Data records for software interfaces

-=-=-

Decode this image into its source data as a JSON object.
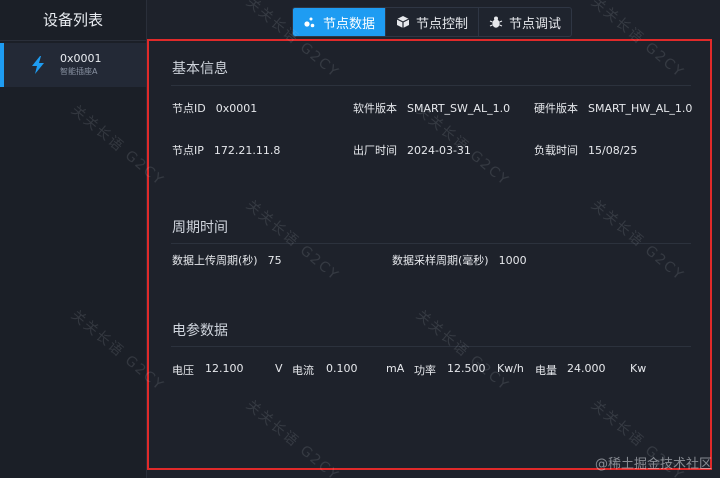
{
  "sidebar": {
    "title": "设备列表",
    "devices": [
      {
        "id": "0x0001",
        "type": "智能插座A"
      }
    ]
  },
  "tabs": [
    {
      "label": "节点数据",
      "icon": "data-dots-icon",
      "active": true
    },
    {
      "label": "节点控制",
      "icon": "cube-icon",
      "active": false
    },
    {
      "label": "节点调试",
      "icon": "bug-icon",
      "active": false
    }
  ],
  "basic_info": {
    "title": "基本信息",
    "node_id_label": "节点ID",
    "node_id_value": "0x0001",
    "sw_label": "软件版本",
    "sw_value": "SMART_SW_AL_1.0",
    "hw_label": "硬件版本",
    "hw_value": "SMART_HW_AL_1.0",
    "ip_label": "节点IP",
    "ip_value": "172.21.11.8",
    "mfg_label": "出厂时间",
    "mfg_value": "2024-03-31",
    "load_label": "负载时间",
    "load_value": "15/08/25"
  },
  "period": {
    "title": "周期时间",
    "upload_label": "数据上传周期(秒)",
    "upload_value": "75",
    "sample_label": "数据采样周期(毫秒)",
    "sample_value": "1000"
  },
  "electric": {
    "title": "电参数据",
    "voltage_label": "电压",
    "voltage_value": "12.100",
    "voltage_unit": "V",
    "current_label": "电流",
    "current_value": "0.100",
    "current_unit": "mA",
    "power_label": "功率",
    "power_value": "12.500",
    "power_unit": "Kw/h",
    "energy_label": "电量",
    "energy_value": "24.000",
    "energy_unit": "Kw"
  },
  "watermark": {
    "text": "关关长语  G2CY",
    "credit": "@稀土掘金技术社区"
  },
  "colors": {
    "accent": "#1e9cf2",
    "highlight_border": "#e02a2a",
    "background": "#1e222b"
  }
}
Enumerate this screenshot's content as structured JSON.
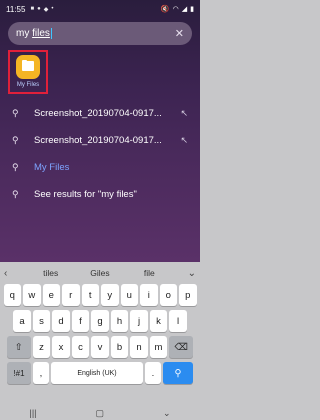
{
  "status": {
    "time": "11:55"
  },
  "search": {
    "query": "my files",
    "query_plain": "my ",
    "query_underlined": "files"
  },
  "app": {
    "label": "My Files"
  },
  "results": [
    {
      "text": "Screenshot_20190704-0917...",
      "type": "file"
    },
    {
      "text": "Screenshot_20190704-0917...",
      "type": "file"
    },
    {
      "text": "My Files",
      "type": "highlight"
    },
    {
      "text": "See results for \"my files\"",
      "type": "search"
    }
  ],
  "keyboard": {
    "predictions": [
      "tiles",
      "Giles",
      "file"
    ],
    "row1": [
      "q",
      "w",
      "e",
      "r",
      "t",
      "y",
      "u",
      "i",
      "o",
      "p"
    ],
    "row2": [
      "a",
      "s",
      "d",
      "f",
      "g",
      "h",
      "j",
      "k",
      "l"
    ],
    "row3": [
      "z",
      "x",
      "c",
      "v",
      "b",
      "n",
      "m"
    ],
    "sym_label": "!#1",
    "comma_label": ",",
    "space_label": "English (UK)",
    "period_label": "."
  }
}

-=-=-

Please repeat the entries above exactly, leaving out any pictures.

[ANSWER TO THIS PROBLEM]:
Decode this image into its source data as a JSON object.
{
  "sidebar": {
    "title": "设备列表",
    "devices": [
      {
        "id": "0x0001",
        "type": "智能插座A"
      }
    ]
  },
  "tabs": [
    {
      "label": "节点数据",
      "icon": "data-dots-icon",
      "active": true
    },
    {
      "label": "节点控制",
      "icon": "cube-icon",
      "active": false
    },
    {
      "label": "节点调试",
      "icon": "bug-icon",
      "active": false
    }
  ],
  "basic_info": {
    "title": "基本信息",
    "node_id_label": "节点ID",
    "node_id_value": "0x0001",
    "sw_label": "软件版本",
    "sw_value": "SMART_SW_AL_1.0",
    "hw_label": "硬件版本",
    "hw_value": "SMART_HW_AL_1.0",
    "ip_label": "节点IP",
    "ip_value": "172.21.11.8",
    "mfg_label": "出厂时间",
    "mfg_value": "2024-03-31",
    "load_label": "负载时间",
    "load_value": "15/08/25"
  },
  "period": {
    "title": "周期时间",
    "upload_label": "数据上传周期(秒)",
    "upload_value": "75",
    "sample_label": "数据采样周期(毫秒)",
    "sample_value": "1000"
  },
  "electric": {
    "title": "电参数据",
    "voltage_label": "电压",
    "voltage_value": "12.100",
    "voltage_unit": "V",
    "current_label": "电流",
    "current_value": "0.100",
    "current_unit": "mA",
    "power_label": "功率",
    "power_value": "12.500",
    "power_unit": "Kw/h",
    "energy_label": "电量",
    "energy_value": "24.000",
    "energy_unit": "Kw"
  },
  "watermark": {
    "text": "关关长语  G2CY",
    "credit": "@稀土掘金技术社区"
  },
  "colors": {
    "accent": "#1e9cf2",
    "highlight_border": "#e02a2a",
    "background": "#1e222b"
  }
}
Enumerate this screenshot's content as structured JSON.
{
  "status": {
    "time": "11:55"
  },
  "search": {
    "query": "my files",
    "query_plain": "my ",
    "query_underlined": "files"
  },
  "app": {
    "label": "My Files"
  },
  "results": [
    {
      "text": "Screenshot_20190704-0917...",
      "type": "file"
    },
    {
      "text": "Screenshot_20190704-0917...",
      "type": "file"
    },
    {
      "text": "My Files",
      "type": "highlight"
    },
    {
      "text": "See results for \"my files\"",
      "type": "search"
    }
  ],
  "keyboard": {
    "predictions": [
      "tiles",
      "Giles",
      "file"
    ],
    "row1": [
      "q",
      "w",
      "e",
      "r",
      "t",
      "y",
      "u",
      "i",
      "o",
      "p"
    ],
    "row2": [
      "a",
      "s",
      "d",
      "f",
      "g",
      "h",
      "j",
      "k",
      "l"
    ],
    "row3": [
      "z",
      "x",
      "c",
      "v",
      "b",
      "n",
      "m"
    ],
    "sym_label": "!#1",
    "comma_label": ",",
    "space_label": "English (UK)",
    "period_label": "."
  }
}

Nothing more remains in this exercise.